PROVIDED RECORDS section start

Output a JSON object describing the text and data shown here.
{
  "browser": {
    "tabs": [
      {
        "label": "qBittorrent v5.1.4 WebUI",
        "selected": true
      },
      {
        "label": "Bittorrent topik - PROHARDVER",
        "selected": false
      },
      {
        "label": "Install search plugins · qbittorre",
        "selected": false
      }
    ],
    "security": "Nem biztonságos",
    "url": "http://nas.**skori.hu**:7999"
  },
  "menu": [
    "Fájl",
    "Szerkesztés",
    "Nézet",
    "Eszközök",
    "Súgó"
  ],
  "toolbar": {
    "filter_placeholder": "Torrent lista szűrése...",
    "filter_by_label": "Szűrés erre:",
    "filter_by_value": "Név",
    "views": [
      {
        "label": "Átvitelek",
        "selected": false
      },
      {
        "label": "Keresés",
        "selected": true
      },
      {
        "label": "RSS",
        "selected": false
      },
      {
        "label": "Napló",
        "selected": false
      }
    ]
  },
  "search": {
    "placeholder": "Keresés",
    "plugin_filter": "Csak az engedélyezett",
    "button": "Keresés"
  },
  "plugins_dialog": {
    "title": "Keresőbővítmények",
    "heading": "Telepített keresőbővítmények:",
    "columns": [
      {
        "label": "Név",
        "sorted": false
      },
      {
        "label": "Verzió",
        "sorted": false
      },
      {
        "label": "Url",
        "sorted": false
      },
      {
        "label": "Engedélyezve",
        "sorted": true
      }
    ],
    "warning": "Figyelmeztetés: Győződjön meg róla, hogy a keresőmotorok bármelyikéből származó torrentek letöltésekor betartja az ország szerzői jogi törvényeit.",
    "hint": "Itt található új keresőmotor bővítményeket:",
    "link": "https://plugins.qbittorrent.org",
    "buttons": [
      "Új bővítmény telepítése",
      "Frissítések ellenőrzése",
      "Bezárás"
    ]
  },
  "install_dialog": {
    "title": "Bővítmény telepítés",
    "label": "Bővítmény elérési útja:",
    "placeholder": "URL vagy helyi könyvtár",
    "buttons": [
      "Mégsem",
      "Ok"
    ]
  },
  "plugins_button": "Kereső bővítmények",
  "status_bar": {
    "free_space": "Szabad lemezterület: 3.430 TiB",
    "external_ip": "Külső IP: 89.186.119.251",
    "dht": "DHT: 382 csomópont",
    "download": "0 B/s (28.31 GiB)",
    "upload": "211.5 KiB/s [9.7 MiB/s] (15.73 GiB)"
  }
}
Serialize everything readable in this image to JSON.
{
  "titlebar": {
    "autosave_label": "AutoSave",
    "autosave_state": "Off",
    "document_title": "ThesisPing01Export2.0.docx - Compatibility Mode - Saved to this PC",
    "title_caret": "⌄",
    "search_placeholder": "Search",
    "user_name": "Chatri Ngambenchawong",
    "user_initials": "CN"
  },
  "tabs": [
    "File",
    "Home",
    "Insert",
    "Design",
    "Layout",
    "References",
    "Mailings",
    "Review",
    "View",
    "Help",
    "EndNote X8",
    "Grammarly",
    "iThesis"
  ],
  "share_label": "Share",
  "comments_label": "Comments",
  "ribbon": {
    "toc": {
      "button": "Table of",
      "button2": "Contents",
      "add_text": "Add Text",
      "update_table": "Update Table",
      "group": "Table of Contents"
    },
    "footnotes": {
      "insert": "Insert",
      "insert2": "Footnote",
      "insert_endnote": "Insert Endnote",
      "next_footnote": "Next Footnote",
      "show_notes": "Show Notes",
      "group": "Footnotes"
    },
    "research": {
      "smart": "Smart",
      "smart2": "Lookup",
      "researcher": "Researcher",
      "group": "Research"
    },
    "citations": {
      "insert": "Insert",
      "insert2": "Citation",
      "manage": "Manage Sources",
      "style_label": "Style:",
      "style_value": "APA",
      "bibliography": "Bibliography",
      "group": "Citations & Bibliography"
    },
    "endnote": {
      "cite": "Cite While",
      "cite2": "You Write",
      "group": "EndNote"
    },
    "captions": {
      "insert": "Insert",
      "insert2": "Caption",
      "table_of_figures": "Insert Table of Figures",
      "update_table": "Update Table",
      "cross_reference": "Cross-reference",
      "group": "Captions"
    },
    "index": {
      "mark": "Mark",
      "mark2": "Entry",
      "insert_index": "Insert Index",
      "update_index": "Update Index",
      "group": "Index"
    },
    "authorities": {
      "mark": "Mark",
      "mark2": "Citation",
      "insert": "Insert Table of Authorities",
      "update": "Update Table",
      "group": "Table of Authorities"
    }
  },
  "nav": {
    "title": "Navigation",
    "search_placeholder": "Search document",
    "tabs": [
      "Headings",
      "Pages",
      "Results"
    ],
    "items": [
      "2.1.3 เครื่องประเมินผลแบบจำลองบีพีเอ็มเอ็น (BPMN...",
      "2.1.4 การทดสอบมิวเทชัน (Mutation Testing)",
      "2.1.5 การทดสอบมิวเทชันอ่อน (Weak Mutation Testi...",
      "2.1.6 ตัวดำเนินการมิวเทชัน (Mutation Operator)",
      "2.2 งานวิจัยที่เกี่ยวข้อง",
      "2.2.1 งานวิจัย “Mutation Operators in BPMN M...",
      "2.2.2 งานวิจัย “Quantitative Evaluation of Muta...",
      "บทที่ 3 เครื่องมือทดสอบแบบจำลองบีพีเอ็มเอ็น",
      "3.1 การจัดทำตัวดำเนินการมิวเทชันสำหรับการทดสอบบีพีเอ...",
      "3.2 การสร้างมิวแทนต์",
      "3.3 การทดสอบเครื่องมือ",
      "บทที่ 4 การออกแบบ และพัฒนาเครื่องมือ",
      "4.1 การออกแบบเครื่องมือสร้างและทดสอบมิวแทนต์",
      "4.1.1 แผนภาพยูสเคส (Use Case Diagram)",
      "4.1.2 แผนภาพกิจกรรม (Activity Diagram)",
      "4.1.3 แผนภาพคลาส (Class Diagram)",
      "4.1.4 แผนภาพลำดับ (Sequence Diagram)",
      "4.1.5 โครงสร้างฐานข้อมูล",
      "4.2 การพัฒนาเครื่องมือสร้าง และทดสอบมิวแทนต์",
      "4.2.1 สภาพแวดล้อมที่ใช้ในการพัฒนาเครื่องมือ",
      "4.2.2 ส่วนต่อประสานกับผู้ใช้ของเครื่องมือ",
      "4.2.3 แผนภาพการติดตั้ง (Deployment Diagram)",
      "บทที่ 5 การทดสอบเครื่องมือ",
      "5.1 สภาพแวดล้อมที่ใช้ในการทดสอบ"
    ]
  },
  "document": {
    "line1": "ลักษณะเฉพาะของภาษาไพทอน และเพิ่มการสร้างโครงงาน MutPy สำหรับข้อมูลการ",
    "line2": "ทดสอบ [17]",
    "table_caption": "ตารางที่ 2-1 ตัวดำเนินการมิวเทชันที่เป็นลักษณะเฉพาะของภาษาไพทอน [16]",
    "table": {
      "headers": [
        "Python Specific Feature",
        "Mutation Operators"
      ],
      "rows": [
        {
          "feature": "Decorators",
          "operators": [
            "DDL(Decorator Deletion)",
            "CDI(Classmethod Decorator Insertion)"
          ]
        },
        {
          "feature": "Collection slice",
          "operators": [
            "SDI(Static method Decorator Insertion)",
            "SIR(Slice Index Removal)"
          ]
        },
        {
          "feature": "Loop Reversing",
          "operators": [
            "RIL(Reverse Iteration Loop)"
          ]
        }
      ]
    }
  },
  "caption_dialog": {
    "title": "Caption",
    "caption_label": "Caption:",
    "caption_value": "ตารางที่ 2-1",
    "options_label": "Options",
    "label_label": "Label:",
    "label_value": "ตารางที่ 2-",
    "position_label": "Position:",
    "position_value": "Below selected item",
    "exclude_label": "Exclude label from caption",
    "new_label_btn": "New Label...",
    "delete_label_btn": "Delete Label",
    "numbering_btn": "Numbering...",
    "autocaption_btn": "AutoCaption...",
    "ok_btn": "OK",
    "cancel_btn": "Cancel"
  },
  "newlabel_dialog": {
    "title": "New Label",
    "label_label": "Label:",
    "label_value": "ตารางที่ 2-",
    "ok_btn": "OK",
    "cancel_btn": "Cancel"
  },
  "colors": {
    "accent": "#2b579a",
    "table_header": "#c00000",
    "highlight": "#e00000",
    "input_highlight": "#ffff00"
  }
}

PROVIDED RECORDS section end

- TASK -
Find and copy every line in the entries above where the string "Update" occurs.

- FINISHED EXERCISE -
      "update_table": "Update Table",
      "update_table": "Update Table",
      "update_index": "Update Index",
      "update": "Update Table",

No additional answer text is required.